When you invest in a girl, the whole world benefits.
Five dollars of every sale from the Girl Power collection benefits the Just Like My Child Foundation's Girl Power Project. Our goal is to donate 10,000 USD to the project in our first year of business to put an entire community of girls through the program.
She is at risk for dropping out of school early, sexual violence, forced child marriage, early pregnancy, complications during childbirth, and contracting HIV/AIDS. If she survives, she will raise her children in poverty and they, too, will face the same obstacles. And yet, girls have the potential to move themselves and their families into a healthier, more secure life. We are firm believers that by investing in empowering adolescent girls, we are supporting the most powerful force for change on the planet.
Adolescence is a critical juncture of life for a girl living in poverty:
About the Girl Power Project®
In response to the challenges that adolescent girls face living in poverty, Just Like My Child Foundation developed school-based curriculum to empower girls with the tools they need to stay in school and avoid child marriage, disease, early pregnancy, and violence. Girls aged 12-15 are receiving 60+ hours of workshops, camp, and club sessions taught by local mentors in their local primary schools over the course of two years in central Uganda. How it works:
STEP 1: Laying the Foundation
The Girl Power Project aims to reach 50-80% of girls aged 12-15 in a community with curriculum that's delivered through an intensive two year program. Before Just Like My Child Foundation introduces the Girl Power Project in a community, first everyone must have the knowledge that is needed to support empowered girls. First, a foundation is laid for girls' empowerment by: teaching communities about the law and human rights; documenting how many adolescent girls live in each community served by the Girl Power Project; and by signing an agreement with the community that proves everyone's commitment to supporting their daughters through the Girl Power Project.
STEP 2: One Year of Workshops

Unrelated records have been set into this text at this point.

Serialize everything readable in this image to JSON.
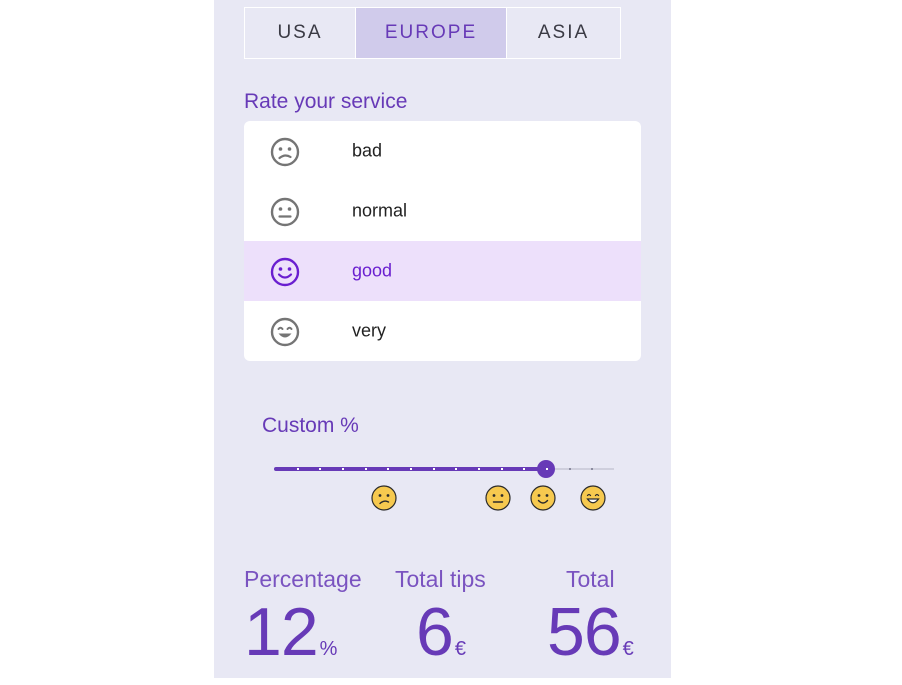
{
  "tabs": [
    {
      "label": "USA",
      "active": false
    },
    {
      "label": "EUROPE",
      "active": true
    },
    {
      "label": "ASIA",
      "active": false
    }
  ],
  "rate": {
    "title": "Rate your service",
    "options": [
      {
        "label": "bad",
        "icon": "sad-face-icon",
        "selected": false
      },
      {
        "label": "normal",
        "icon": "neutral-face-icon",
        "selected": false
      },
      {
        "label": "good",
        "icon": "smile-face-icon",
        "selected": true
      },
      {
        "label": "very",
        "icon": "grin-face-icon",
        "selected": false
      }
    ]
  },
  "custom": {
    "title": "Custom %",
    "slider_value_fraction": 0.8,
    "markers": [
      "confused-emoji-icon",
      "neutral-emoji-icon",
      "smile-emoji-icon",
      "grin-emoji-icon"
    ]
  },
  "totals": {
    "percentage": {
      "label": "Percentage",
      "value": "12",
      "unit": "%"
    },
    "tips": {
      "label": "Total tips",
      "value": "6",
      "unit": "€"
    },
    "total": {
      "label": "Total",
      "value": "56",
      "unit": "€"
    }
  },
  "colors": {
    "accent": "#673ab7",
    "panel_bg": "#e8e8f4",
    "selected_bg": "#ede0fb",
    "active_tab_bg": "#d0cbeb",
    "emoji_yellow": "#f6c94f"
  }
}
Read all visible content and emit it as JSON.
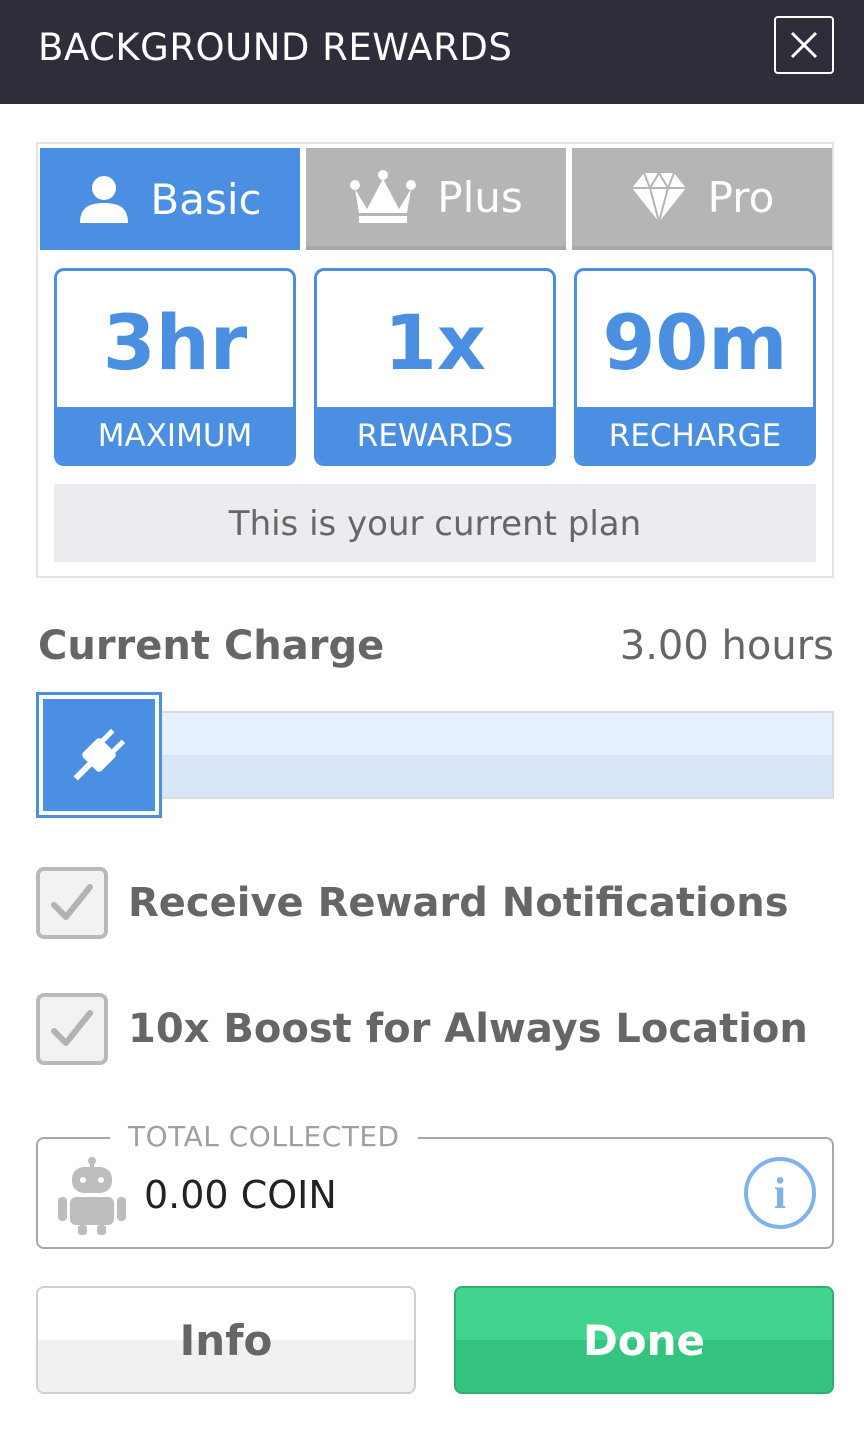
{
  "header": {
    "title": "BACKGROUND REWARDS",
    "close_icon": "close-icon"
  },
  "plans": {
    "tabs": [
      {
        "label": "Basic",
        "icon": "user-icon",
        "selected": true
      },
      {
        "label": "Plus",
        "icon": "crown-icon",
        "selected": false
      },
      {
        "label": "Pro",
        "icon": "diamond-icon",
        "selected": false
      }
    ],
    "stats": [
      {
        "value": "3hr",
        "label": "MAXIMUM"
      },
      {
        "value": "1x",
        "label": "REWARDS"
      },
      {
        "value": "90m",
        "label": "RECHARGE"
      }
    ],
    "current_plan_text": "This is your current plan"
  },
  "charge": {
    "label": "Current Charge",
    "value": "3.00 hours",
    "icon": "plug-icon"
  },
  "options": [
    {
      "label": "Receive Reward Notifications",
      "checked": true
    },
    {
      "label": "10x Boost for Always Location",
      "checked": true
    }
  ],
  "collected": {
    "legend": "TOTAL COLLECTED",
    "value": "0.00 COIN",
    "icon": "robot-icon",
    "info_icon": "info-icon"
  },
  "buttons": {
    "info_label": "Info",
    "done_label": "Done"
  },
  "colors": {
    "header_bg": "#2f2d39",
    "accent_blue": "#4a8fe2",
    "inactive_tab": "#b5b5b5",
    "done_green": "#3ccb86"
  }
}
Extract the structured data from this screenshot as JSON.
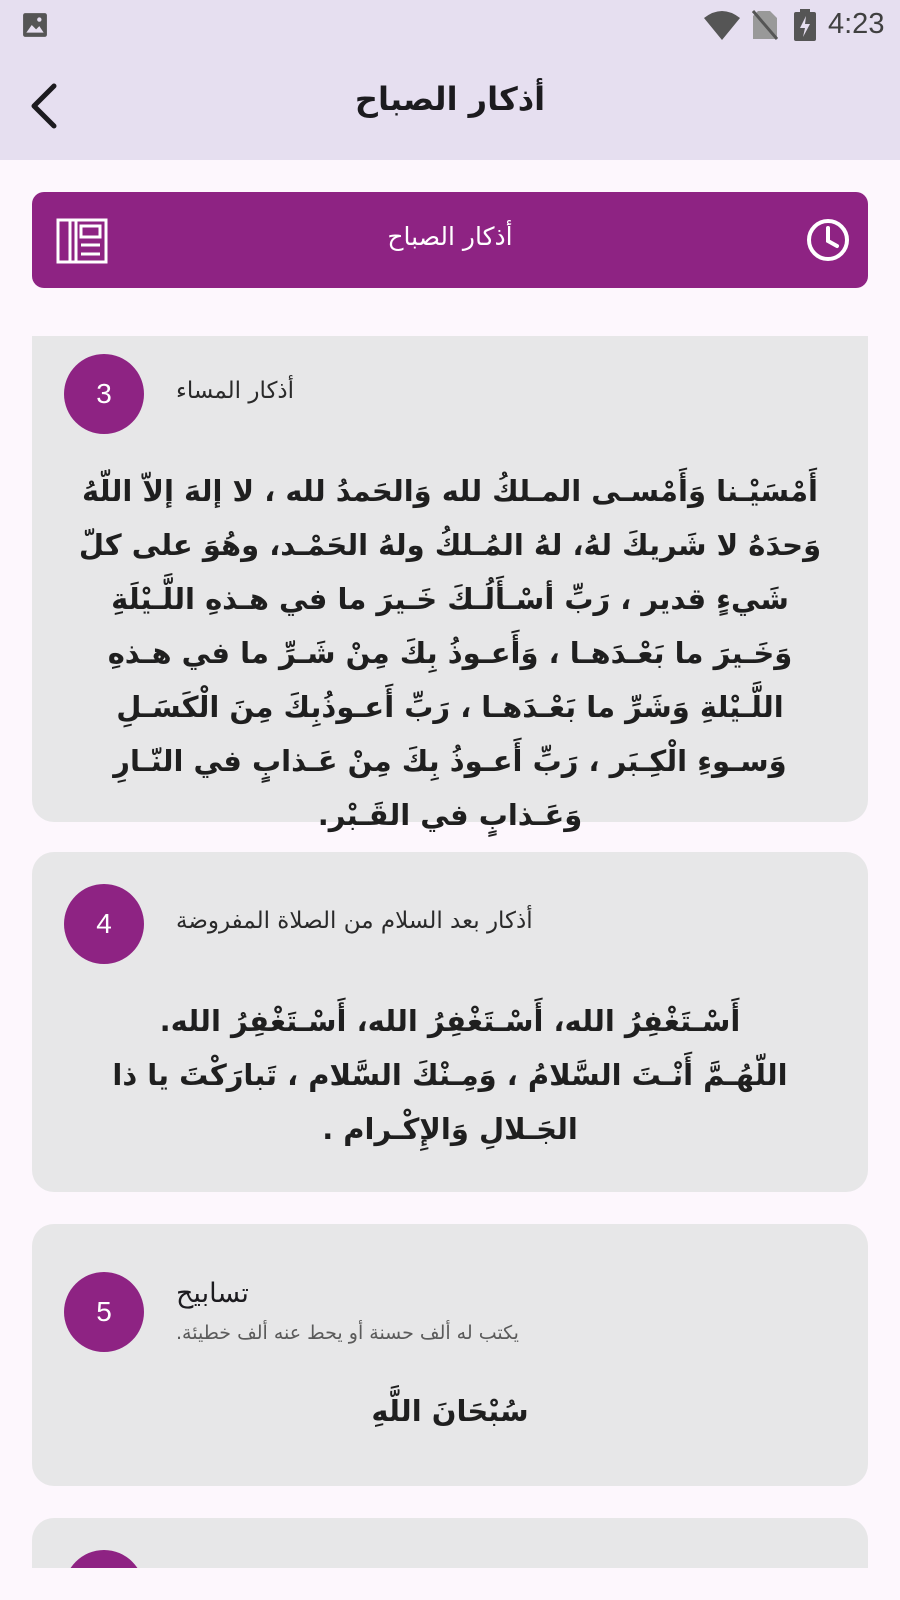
{
  "status_bar": {
    "time": "4:23",
    "icons": [
      "gallery-icon",
      "wifi-icon",
      "no-sim-icon",
      "battery-charging-icon"
    ]
  },
  "app_bar": {
    "title": "أذكار الصباح",
    "back_icon": "chevron-left-icon"
  },
  "banner": {
    "title": "أذكار الصباح",
    "left_icon": "book-icon",
    "right_icon": "clock-icon",
    "color": "#8e2383"
  },
  "cards": [
    {
      "number": "3",
      "title": "أذكار المساء",
      "text": "أَمْسَيْـنا وَأَمْسـى المـلكُ لله وَالحَمدُ لله ، لا إلهَ إلاّ اللّهُ وَحدَهُ لا شَريكَ لهُ، لهُ المُـلكُ ولهُ الحَمْـد، وهُوَ على كلّ شَيءٍ قدير ، رَبِّ أسْـأَلُـكَ خَـيرَ ما في هـذهِ اللَّـيْلَةِ وَخَـيرَ ما بَعْـدَهـا ، وَأَعـوذُ بِكَ مِنْ شَـرِّ ما في هـذهِ اللَّـيْلةِ وَشَرِّ ما بَعْـدَهـا ، رَبِّ أَعـوذُبِكَ مِنَ الْكَسَـلِ وَسـوءِ الْكِـبَر ، رَبِّ أَعـوذُ بِكَ مِنْ عَـذابٍ في النّـارِ وَعَـذابٍ في القَـبْر."
    },
    {
      "number": "4",
      "title": "أذكار بعد السلام من الصلاة المفروضة",
      "text": "أَسْـتَغْفِرُ الله، أَسْـتَغْفِرُ الله، أَسْـتَغْفِرُ الله.\nاللّهُـمَّ أَنْـتَ السَّلامُ ، وَمِـنْكَ السَّلام ، تَبارَكْتَ يا ذا الجَـلالِ وَالإِكْـرام ."
    },
    {
      "number": "5",
      "title": "تسابيح",
      "subtitle": "يكتب له ألف حسنة أو يحط عنه ألف خطيئة.",
      "text": "سُبْحَانَ اللَّهِ"
    }
  ],
  "colors": {
    "accent": "#8e2383",
    "app_bar_bg": "#e6dff0",
    "card_bg": "#e7e7e8",
    "page_bg": "#fdf7fd"
  }
}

One year of workshops are held for girls, boys, and adults in each community. We work alongside primary school communities to create positive learning environments so girls can stay in school, learn, and excel. The discussion and understanding of essential social survival skills include self-esteem, communication skills, peer pressure, puberty and menstruation, and violence against girls. Girls also dive deeper into discussions about healthy relationships, sex education, HIV/AIDS, their individual rights and responsibilities, and leadership. Boys learn to become advocates for girls' empowerment by discussing puberty, gender roles, gender-based violence, decision-making, goal setting, and leadership. Trusted adults in the community learn the same curriculum that girls and boys learn, so they are equipped to support and mentor the children in their community.
Girls who excel in the first two workshops are chosen by their peers, teachers, and Girl Power Project Coordinators to attend a bonus workshop: Camp Girl Power. At Camp, girls receive advanced training to graduate the program as Girl Power Project Peer Mentors. These natural leaders learn how to be effective mentors and receive an AFRIpads Menstrual Kit, reusable menstrual pads that help girls maintain good hygiene and are critical for staying healthy and in school.
STEP 3: One Year of After-School Club Sessions
With help from local partners and trusted adults in the community, our program facilitators help girl Peer Mentors share what they have learned with others (including girls who do not attend school) through 12 monthly club sessions held at their local primary school after school hours. Each Club Session reinforces the curriculum covered in the first two workshops by supplementing girls' knowledge with additional skills and resources. Topics include:
Establishing girls-only safe spaces
Girls' and childrens' rights
Sexual and reproductive health rights
Financial literacy (how to save and budget money)
"Know Your Status" health outreach and testing